--- INFORMATION GIVEN Enclosed Below ---

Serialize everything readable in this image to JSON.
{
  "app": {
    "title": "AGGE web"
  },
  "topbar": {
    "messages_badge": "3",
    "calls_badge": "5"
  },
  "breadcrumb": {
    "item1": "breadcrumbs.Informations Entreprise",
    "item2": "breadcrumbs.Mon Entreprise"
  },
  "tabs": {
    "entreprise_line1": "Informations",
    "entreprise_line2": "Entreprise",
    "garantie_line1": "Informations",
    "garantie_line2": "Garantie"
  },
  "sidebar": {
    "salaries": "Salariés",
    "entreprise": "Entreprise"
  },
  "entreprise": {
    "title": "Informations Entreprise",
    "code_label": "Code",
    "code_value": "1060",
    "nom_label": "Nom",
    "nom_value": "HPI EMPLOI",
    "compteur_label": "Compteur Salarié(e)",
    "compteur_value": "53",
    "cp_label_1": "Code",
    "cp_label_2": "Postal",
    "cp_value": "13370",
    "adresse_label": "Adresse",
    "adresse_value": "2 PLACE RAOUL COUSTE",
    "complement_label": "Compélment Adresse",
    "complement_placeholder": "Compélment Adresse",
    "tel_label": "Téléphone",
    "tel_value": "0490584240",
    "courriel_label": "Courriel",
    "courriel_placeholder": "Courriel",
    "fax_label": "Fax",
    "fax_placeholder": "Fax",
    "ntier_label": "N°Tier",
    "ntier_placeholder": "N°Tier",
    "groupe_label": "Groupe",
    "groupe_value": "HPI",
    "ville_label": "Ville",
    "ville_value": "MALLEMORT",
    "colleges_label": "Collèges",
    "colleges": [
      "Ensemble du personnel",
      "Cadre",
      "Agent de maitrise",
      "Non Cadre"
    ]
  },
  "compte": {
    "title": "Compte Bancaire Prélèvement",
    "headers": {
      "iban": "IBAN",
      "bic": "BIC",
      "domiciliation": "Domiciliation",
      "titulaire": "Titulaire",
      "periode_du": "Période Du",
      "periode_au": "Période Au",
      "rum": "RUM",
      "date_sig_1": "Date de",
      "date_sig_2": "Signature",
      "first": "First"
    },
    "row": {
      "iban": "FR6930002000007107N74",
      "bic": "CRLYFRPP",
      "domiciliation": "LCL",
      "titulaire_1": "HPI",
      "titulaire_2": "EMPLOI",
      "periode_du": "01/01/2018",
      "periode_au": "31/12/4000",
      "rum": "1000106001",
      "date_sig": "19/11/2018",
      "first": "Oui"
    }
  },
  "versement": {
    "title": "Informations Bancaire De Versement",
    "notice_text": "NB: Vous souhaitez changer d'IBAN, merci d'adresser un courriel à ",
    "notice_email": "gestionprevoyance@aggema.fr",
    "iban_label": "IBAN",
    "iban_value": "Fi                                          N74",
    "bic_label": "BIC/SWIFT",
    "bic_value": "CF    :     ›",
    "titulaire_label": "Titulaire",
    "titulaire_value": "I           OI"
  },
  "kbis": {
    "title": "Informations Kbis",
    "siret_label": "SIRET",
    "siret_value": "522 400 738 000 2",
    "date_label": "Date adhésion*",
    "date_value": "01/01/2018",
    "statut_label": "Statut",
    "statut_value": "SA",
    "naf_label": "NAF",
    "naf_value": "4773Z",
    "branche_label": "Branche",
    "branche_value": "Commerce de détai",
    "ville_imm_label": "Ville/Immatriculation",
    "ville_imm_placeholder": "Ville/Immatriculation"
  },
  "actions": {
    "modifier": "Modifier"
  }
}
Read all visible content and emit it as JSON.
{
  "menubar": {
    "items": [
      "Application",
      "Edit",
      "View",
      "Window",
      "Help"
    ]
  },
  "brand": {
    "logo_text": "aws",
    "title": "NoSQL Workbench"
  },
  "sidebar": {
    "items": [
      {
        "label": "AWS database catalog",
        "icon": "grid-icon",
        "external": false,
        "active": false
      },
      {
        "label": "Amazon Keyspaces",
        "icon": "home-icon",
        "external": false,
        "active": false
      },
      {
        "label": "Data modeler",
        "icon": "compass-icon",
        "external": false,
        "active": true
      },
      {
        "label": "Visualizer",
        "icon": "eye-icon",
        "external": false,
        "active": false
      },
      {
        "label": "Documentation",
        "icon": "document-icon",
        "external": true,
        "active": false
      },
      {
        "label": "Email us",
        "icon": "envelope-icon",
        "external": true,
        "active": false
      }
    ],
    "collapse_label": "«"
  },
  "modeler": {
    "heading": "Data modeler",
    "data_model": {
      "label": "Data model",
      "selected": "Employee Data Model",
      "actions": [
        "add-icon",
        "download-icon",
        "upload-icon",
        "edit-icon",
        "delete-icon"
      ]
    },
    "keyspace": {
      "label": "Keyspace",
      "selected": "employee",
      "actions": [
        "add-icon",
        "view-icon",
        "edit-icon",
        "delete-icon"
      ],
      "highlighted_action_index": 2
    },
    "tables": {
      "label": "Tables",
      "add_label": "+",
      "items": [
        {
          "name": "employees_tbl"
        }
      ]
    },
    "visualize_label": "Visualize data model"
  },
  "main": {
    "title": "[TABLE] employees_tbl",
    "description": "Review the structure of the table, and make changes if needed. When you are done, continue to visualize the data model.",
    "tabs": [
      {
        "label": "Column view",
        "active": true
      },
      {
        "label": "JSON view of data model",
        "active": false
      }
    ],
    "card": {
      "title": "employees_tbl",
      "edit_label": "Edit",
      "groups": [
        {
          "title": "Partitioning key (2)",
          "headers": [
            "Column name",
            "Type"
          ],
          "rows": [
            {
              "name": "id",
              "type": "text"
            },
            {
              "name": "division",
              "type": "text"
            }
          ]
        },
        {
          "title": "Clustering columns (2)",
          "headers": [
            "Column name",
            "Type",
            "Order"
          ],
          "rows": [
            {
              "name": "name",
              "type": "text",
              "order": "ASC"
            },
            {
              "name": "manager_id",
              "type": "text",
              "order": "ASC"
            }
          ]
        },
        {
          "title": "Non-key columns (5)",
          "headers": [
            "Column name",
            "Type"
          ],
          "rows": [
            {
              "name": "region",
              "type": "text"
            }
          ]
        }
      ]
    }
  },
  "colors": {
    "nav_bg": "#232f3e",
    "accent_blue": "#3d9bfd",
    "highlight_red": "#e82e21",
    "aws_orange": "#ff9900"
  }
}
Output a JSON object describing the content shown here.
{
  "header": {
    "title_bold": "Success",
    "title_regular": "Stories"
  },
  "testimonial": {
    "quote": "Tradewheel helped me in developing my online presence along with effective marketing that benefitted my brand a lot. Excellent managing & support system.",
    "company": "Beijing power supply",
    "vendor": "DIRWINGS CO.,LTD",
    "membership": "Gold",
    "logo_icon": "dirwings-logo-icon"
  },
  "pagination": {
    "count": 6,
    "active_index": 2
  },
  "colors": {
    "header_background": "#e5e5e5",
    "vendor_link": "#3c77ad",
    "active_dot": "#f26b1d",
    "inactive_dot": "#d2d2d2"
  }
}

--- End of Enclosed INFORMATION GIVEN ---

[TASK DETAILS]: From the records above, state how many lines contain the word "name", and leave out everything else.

[EXERCISE RESPONSE]: 9